Let’s be honest—do new years resolutions even work? Most, if not all, people I know have not been successful at maintaining the goals they set as their New Year’s resolution. It seems to me that everyone I know who has made a big change in their life was able to do so because they simply put their mind to it. So why wait until the upcoming year to change something? Let’s say a long-term relationship was becoming unhealthy in the middle of October. What if the two said to each other, “Let’s just hold out until January first to relieve ourselves from this toxic relationship.” It simply makes no sense. This idea carries over to setting goals at the start of a new year. New Year’s resolutions almost become an excuse for people who are too nervous or lazy to make changes at that moment. If you want to change something in your life, I think you should change it at that moment.

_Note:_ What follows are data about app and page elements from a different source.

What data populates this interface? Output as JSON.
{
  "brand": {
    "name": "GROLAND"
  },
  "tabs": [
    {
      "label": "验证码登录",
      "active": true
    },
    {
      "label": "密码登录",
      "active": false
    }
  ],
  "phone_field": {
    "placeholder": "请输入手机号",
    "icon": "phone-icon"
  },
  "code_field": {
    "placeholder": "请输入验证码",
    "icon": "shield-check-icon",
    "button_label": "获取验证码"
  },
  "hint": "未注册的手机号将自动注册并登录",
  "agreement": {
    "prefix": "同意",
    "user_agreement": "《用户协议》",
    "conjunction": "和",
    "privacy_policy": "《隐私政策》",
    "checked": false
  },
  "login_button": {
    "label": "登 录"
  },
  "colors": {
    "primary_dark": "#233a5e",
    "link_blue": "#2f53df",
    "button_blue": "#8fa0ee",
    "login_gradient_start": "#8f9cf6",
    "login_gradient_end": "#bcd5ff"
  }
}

However, the concept of New Year’s resolutions is great, and it does give people time to plan for a new change in their life that they are trying to implement. It is also motivational for some to see the year ticking by and find a time when they should do what needs to be done.
So should people still bother with making new year’s resolutions? I think so because they don’t cause any harm and probably do work for a few people. I also encourage to not wait for the new year to change and rather in present. Wait for January to arrive before thinking about what your resolution will be, and decide at that moment.
Graphic: Evie Cullen